Have you spoken with him?

I have not spoken with the DG quite frankly. It is alleged that he had “carelessly dropped” some money in a “safe” house in Lagos. Whether this is true or exaggerated, I am not in a position to   really know because I have not been briefed on it. But that issue was allegedly discovered by another top public official, acting chairman of the EFCC.

In such a situation, one would say thank God that it was discovered by another agency within the same administration, that another top official discovered what appeared to be the indiscretion of a colleague.

The normal thing would have been for the gentleman to report to Mr. President. So the discoverer of the money had two options. One, to call his colleague to say he found money you carelessly dropped in a safe house, or go to Mr. President and say that he found this huge sum of money purportedly left carelessly by another top official of government. But the report we are receiving from the media is that the EFCC acting chairman, went to the media first to report it.

The questions are: are the two agencies serving the same government? Is it in the national interest for such delicate information to be in the custody of the press before the President? It is a matter of judgment. I will invite all concerned to reflect this issue soberly for national interest.

The NIA has come under tremendous pressure. I was told but I don’t know the truth of the matter that some serving or retired military officials have been posted to take over certain departments in the NIA. In a democratic setting, this is uncalled for.


Because you are invading the top secret of the organization. This is the service that operates the intelligence of the country overseas, the country’s diplomatic intelligence service. When you invade it this way, you expose it to ridicule, the myth around it will be gone.

Recruitment and management

When you invade it, you demoralise them. The intelligence service work with recruitment and management of agents overseas to bring information that will be moulded into intelligence to protect the national security. When you expose the service the way it is being done now, hopefully, foreign agents will lose confidence in the service, so you are not safe.

I am informed but I am not sure. They have asked some investigators to go and look into the records of the NIA. If they are operating in the parlance of a professional intelligence service, what would you find? Payments to agents, agents are the highest property of the intelligence agency.

Once you unmask them, you expose them to threats, they can be murdered. Because somebody will discover they have been working against them for the NIA. I recall as DG one of the issues I had with my political coordinator was that they wanted me to give him the list of those I am working with. And I said no, we quarreled until he gave up.

These are people working for the agency under different disguises abroad, their lives are in your hand as their commander. So when you expose their identity they are in danger.

Consequences of the probe?

These are some of the consequences of what could happen in the current exercise taking place. This is why I am appealing to all concerned to apply brake in the national interest!

National interest

Intelligence services all over the world are mystical, they operate in secrecy. Their resources are in secret, their resources are not necessarily allocations from government.

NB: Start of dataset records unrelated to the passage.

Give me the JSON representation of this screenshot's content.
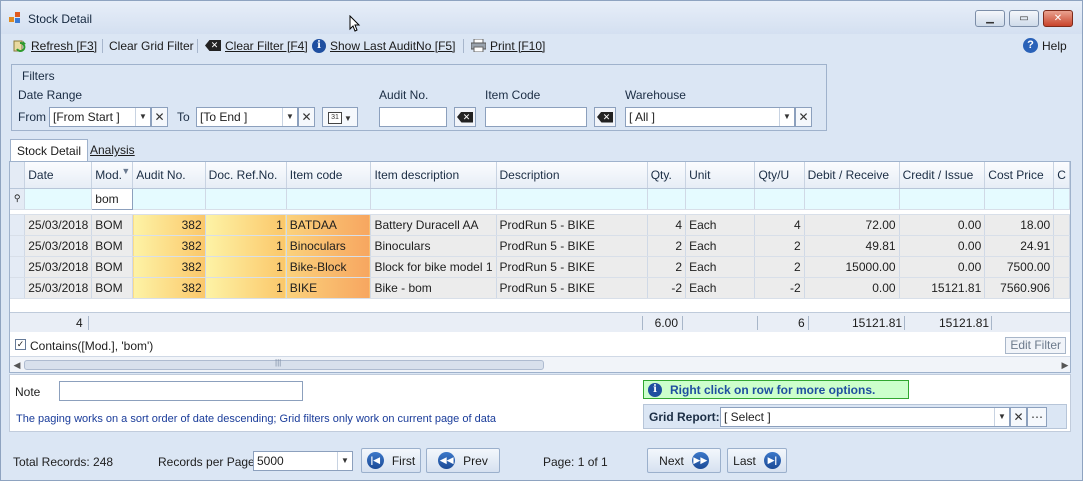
{
  "window": {
    "title": "Stock Detail"
  },
  "toolbar": {
    "refresh": "Refresh [F3]",
    "clear_grid_filter": "Clear Grid Filter",
    "clear_filter": "Clear Filter [F4]",
    "show_last_audit": "Show Last AuditNo [F5]",
    "print": "Print [F10]",
    "help": "Help"
  },
  "filters": {
    "legend": "Filters",
    "date_range_label": "Date Range",
    "from_label": "From",
    "from_value": "[From Start ]",
    "to_label": "To",
    "to_value": "[To End ]",
    "audit_label": "Audit No.",
    "audit_value": "",
    "item_code_label": "Item Code",
    "item_code_value": "",
    "warehouse_label": "Warehouse",
    "warehouse_value": "[ All ]"
  },
  "tabs": [
    {
      "label": "Stock Detail",
      "active": true
    },
    {
      "label": "Analysis",
      "active": false
    }
  ],
  "grid": {
    "columns": [
      "Date",
      "Mod.",
      "Audit No.",
      "Doc. Ref.No.",
      "Item code",
      "Item description",
      "Description",
      "Qty.",
      "Unit",
      "Qty/U",
      "Debit / Receive",
      "Credit / Issue",
      "Cost Price",
      "C"
    ],
    "filter_mod": "bom",
    "rows": [
      [
        "25/03/2018",
        "BOM",
        "382",
        "1",
        "BATDAA",
        "Battery Duracell AA",
        "ProdRun 5 - BIKE",
        "4",
        "Each",
        "4",
        "72.00",
        "0.00",
        "18.00"
      ],
      [
        "25/03/2018",
        "BOM",
        "382",
        "1",
        "Binoculars",
        "Binoculars",
        "ProdRun 5 - BIKE",
        "2",
        "Each",
        "2",
        "49.81",
        "0.00",
        "24.91"
      ],
      [
        "25/03/2018",
        "BOM",
        "382",
        "1",
        "Bike-Block",
        "Block for bike model 1",
        "ProdRun 5 - BIKE",
        "2",
        "Each",
        "2",
        "15000.00",
        "0.00",
        "7500.00"
      ],
      [
        "25/03/2018",
        "BOM",
        "382",
        "1",
        "BIKE",
        "Bike - bom",
        "ProdRun 5 - BIKE",
        "-2",
        "Each",
        "-2",
        "0.00",
        "15121.81",
        "7560.906"
      ]
    ],
    "footer": {
      "count": "4",
      "qty": "6.00",
      "qtyu": "6",
      "debit": "15121.81",
      "credit": "15121.81"
    },
    "filter_expression": "Contains([Mod.], 'bom')",
    "edit_filter": "Edit Filter"
  },
  "lower": {
    "note_label": "Note",
    "note_value": "",
    "paging_notice": "The paging works on a sort order of date descending; Grid filters only work on current page of data",
    "right_click_hint": "Right click on row for more options.",
    "grid_report_label": "Grid Report:",
    "grid_report_value": "[ Select ]"
  },
  "paging": {
    "total_records": "Total Records: 248",
    "records_per_page_label": "Records per Page:",
    "records_per_page_value": "5000",
    "first": "First",
    "prev": "Prev",
    "page_info": "Page: 1 of 1",
    "next": "Next",
    "last": "Last"
  }
}
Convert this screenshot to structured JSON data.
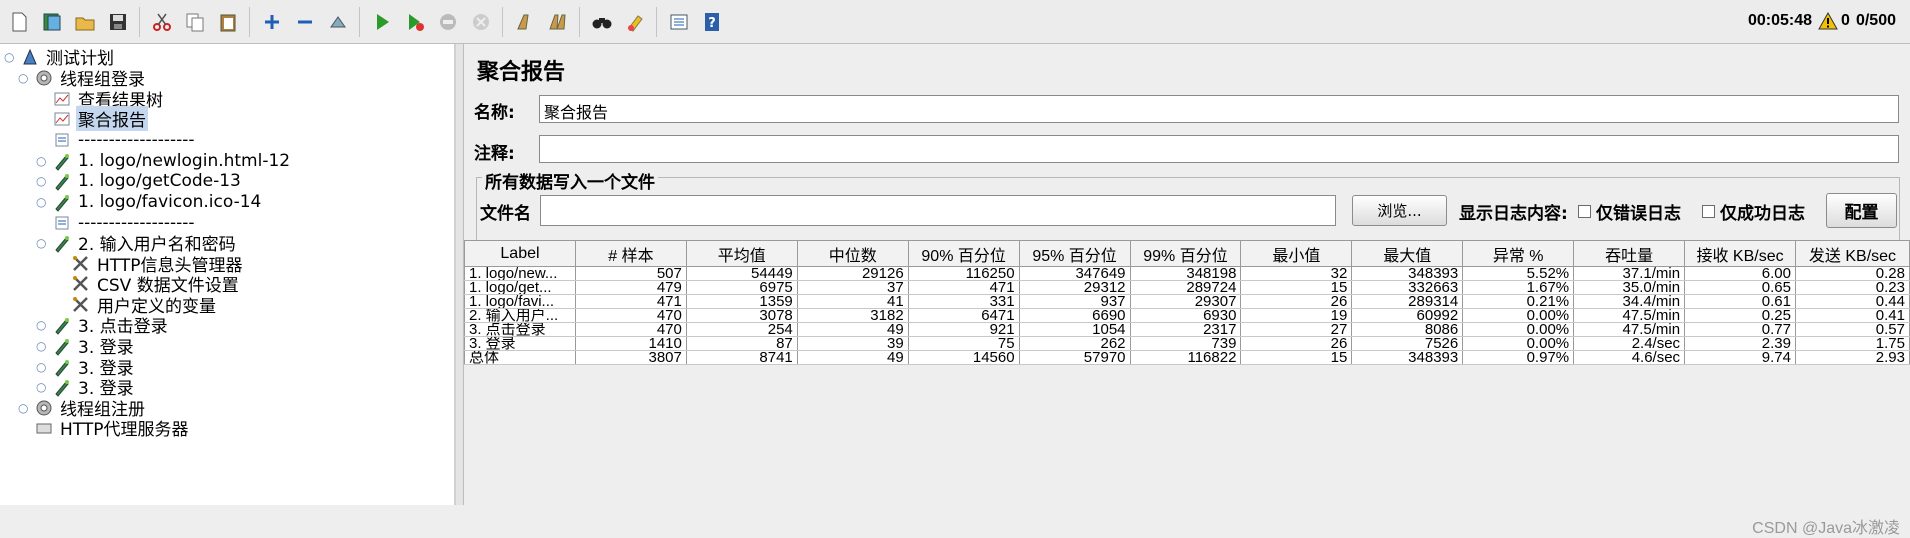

They are allowed to raise resources from different sources so long as they disclose them to the head of government.

So my appeal to all concerned is that they should reflect on the delicate issues involved. You can’t build an intelligence agency in one day, not even in one year. When you expose this service the way you are going, everyday on paper, television, you will never be able to get an intelligence service in this country in the next twenty years.

You think it is like recruiting police people and putting them in uniform? You can’t build an intelligence service in five, ten years. It will take a sound professional mind to rebuild the intelligence service if you destroy this.

Have you made efforts to address the authorities on this?

I was in Abuja for one week to see the authorities. I could not see number one or number two. So this is the only option opened to me as the founding DG to use the media for this quite delicate matter. Of course, all the issues are in the media.